“The problem was that management had pushed the profit margin so hard that the year after, profits halved.
“I think when the very cheap stores like Primark arrived on the scene, it was a real shock to Marks and Spencer because they had felt that they were the purveyors of good value clothing.
Author Judi Bevan on the Channel 5 series
Former M&S chairman Stuart Rose
“And in an unprecedented move, the store allowed George Davies to launch his own brand – Per Una.
“Profits initially went up with glossy adverts helping it sell and after three years, M&S bought out George Davies for £125million.”
The Retail Knowledge Bank conducted an audit of the company’s brands in August 2010, and revealed that sales of womenswear were at a 10-year low.
On November 9, 2010, chief executive Marc Bolland revealed plans to strengthen the company’s overall brand image, which involved the discontinuation of its ‘Portfolio’ fashion brand and the sale of electrical products.
But, on January 7, 2016, it was announced Mr Bolland would step down and be replaced by Steve Rowe, head of clothing.
In 2018, Stuart Machin was appointed Managing Director of Food to lead the transformation of the Food business and the overall direction of the company away from clothing.
M&S core shops now typically feature a selection of the company’s clothing, homeware and beauty ranges and an M&S Foodhall, the range of clothing sold and the space allocated to it depends on the location and customer demographic and in 2019.
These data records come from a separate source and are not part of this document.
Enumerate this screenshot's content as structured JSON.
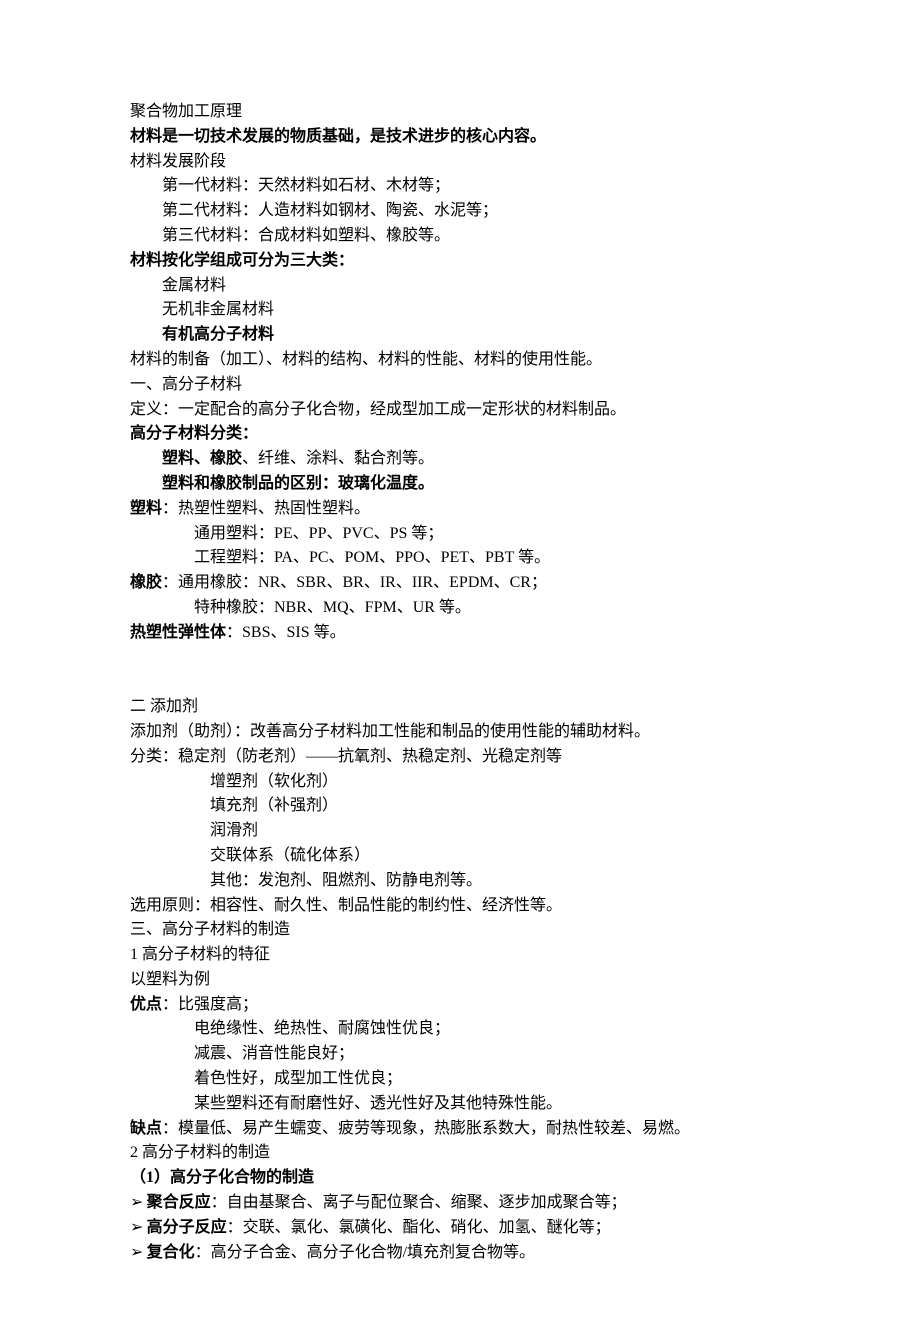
{
  "title": "聚合物加工原理",
  "heading1": "材料是一切技术发展的物质基础，是技术进步的核心内容。",
  "dev_stage_label": "材料发展阶段",
  "dev_stages": [
    "第一代材料：天然材料如石材、木材等；",
    "第二代材料：人造材料如钢材、陶瓷、水泥等；",
    "第三代材料：合成材料如塑料、橡胶等。"
  ],
  "category_heading": "材料按化学组成可分为三大类：",
  "categories": [
    "金属材料",
    "无机非金属材料",
    "有机高分子材料"
  ],
  "aspects": "材料的制备（加工）、材料的结构、材料的性能、材料的使用性能。",
  "sec1_title": "一、高分子材料",
  "sec1_def": "定义：一定配合的高分子化合物，经成型加工成一定形状的材料制品。",
  "classification_label": "高分子材料分类：",
  "classification_line1_bold": "塑料、橡胶",
  "classification_line1_rest": "、纤维、涂料、黏合剂等。",
  "classification_line2": "塑料和橡胶制品的区别：玻璃化温度。",
  "plastic_label": "塑料",
  "plastic_rest": "：热塑性塑料、热固性塑料。",
  "plastic_sub1": "通用塑料：PE、PP、PVC、PS 等；",
  "plastic_sub2": "工程塑料：PA、PC、POM、PPO、PET、PBT 等。",
  "rubber_label": "橡胶",
  "rubber_rest": "：通用橡胶：NR、SBR、BR、IR、IIR、EPDM、CR；",
  "rubber_sub1": "特种橡胶：NBR、MQ、FPM、UR 等。",
  "elastomer_label": "热塑性弹性体",
  "elastomer_rest": "：SBS、SIS 等。",
  "sec2_title": "二 添加剂",
  "sec2_def": "添加剂（助剂）：改善高分子材料加工性能和制品的使用性能的辅助材料。",
  "additive_class_label": "分类：稳定剂（防老剂）——抗氧剂、热稳定剂、光稳定剂等",
  "additive_items": [
    "增塑剂（软化剂）",
    "填充剂（补强剂）",
    "润滑剂",
    "交联体系（硫化体系）",
    "其他：发泡剂、阻燃剂、防静电剂等。"
  ],
  "selection_rule": "选用原则：相容性、耐久性、制品性能的制约性、经济性等。",
  "sec3_title": " 三、高分子材料的制造",
  "sec3_1": " 1  高分子材料的特征",
  "sec3_1_note": "  以塑料为例",
  "advantages_label": "优点",
  "advantages_first": "：比强度高；",
  "advantages_items": [
    "电绝缘性、绝热性、耐腐蚀性优良；",
    "减震、消音性能良好；",
    "着色性好，成型加工性优良；",
    "某些塑料还有耐磨性好、透光性好及其他特殊性能。"
  ],
  "disadvantages_label": "缺点",
  "disadvantages_rest": "：模量低、易产生蠕变、疲劳等现象，热膨胀系数大，耐热性较差、易燃。",
  "sec3_2": "2  高分子材料的制造",
  "sec3_2_1": "（1）高分子化合物的制造",
  "manufacture_items": [
    {
      "bold": "聚合反应",
      "rest": "：自由基聚合、离子与配位聚合、缩聚、逐步加成聚合等；"
    },
    {
      "bold": "高分子反应",
      "rest": "：交联、氯化、氯磺化、酯化、硝化、加氢、醚化等；"
    },
    {
      "bold": "复合化",
      "rest": "：高分子合金、高分子化合物/填充剂复合物等。"
    }
  ]
}
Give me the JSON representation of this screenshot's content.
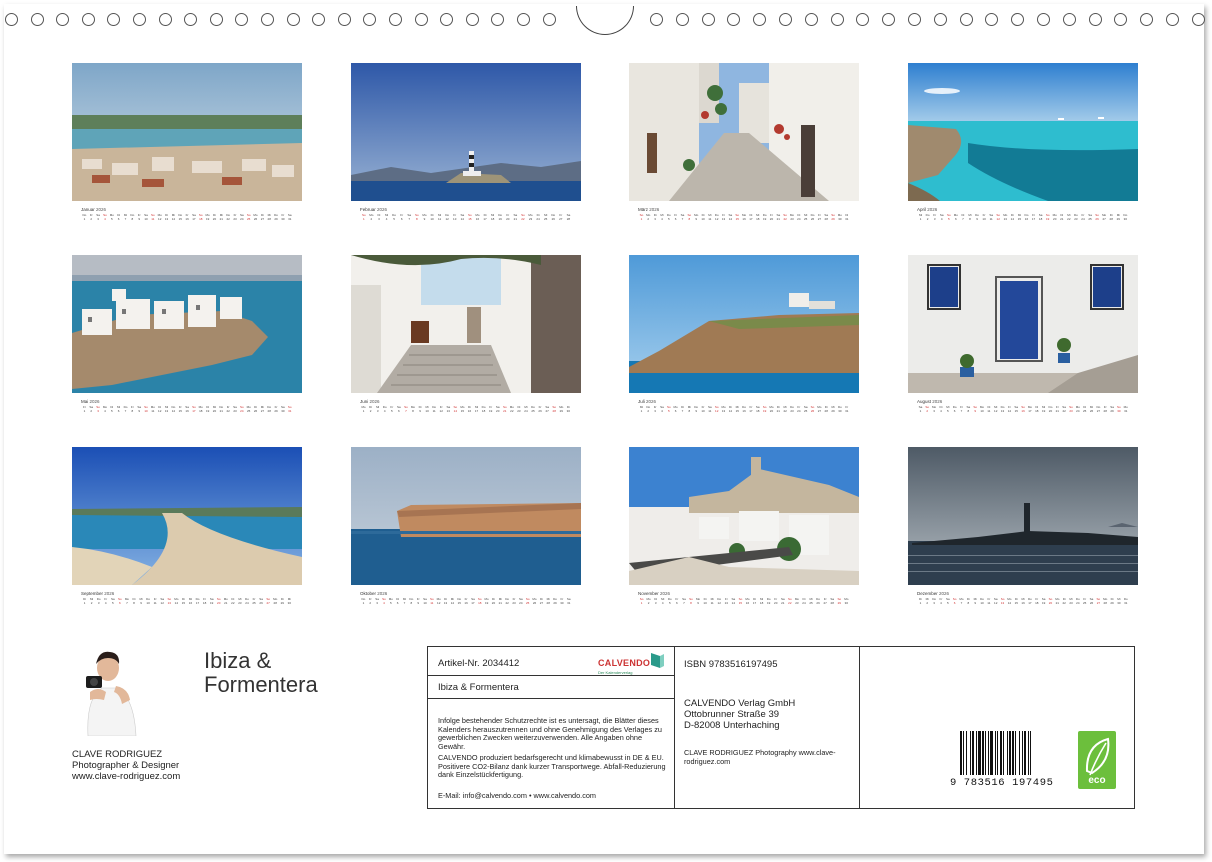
{
  "months": [
    {
      "name": "Januar",
      "year": "2026",
      "startDay": 3,
      "days": 31
    },
    {
      "name": "Februar",
      "year": "2026",
      "startDay": 6,
      "days": 28
    },
    {
      "name": "März",
      "year": "2026",
      "startDay": 6,
      "days": 31
    },
    {
      "name": "April",
      "year": "2026",
      "startDay": 2,
      "days": 30
    },
    {
      "name": "Mai",
      "year": "2026",
      "startDay": 4,
      "days": 31
    },
    {
      "name": "Juni",
      "year": "2026",
      "startDay": 0,
      "days": 30
    },
    {
      "name": "Juli",
      "year": "2026",
      "startDay": 2,
      "days": 31
    },
    {
      "name": "August",
      "year": "2026",
      "startDay": 5,
      "days": 31
    },
    {
      "name": "September",
      "year": "2026",
      "startDay": 1,
      "days": 30
    },
    {
      "name": "Oktober",
      "year": "2026",
      "startDay": 3,
      "days": 31
    },
    {
      "name": "November",
      "year": "2026",
      "startDay": 6,
      "days": 30
    },
    {
      "name": "Dezember",
      "year": "2026",
      "startDay": 1,
      "days": 31
    }
  ],
  "weekday_abbr": [
    "Mo",
    "Di",
    "Mi",
    "Do",
    "Fr",
    "Sa",
    "So"
  ],
  "title_line1": "Ibiza &",
  "title_line2": "Formentera",
  "author": {
    "name": "CLAVE RODRIGUEZ",
    "role": "Photographer & Designer",
    "website": "www.clave-rodriguez.com"
  },
  "infobox": {
    "article": "Artikel-Nr. 2034412",
    "logo_word": "CALVENDO",
    "logo_tag": "Der Kalenderverlag",
    "product_title": "Ibiza & Formentera",
    "legal_1": "Infolge bestehender Schutzrechte ist es untersagt, die Blätter dieses Kalenders herauszutrennen und ohne Genehmigung des Verlages zu gewerblichen Zwecken weiterzuverwenden. Alle Angaben ohne Gewähr.",
    "legal_2": "CALVENDO produziert bedarfsgerecht und klimabewusst in DE & EU. Positivere CO2-Bilanz dank kurzer Transportwege. Abfall-Reduzierung dank Einzelstückfertigung.",
    "contact": "E-Mail: info@calvendo.com • www.calvendo.com",
    "isbn": "ISBN 9783516197495",
    "publisher_name": "CALVENDO Verlag GmbH",
    "publisher_street": "Ottobrunner Straße 39",
    "publisher_city": "D-82008 Unterhaching",
    "photo_credit": "CLAVE RODRIGUEZ Photography www.clave-rodriguez.com",
    "barcode_number": "9 783516 197495",
    "eco_label": "eco"
  },
  "colors": {
    "sunday_red": "#d03030",
    "eco_green": "#6cbf3c",
    "calvendo_red": "#cc3333"
  }
}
But many stores are now standalone Foodhalls and 2019, M&S launched five of these as part of the transformation of the business.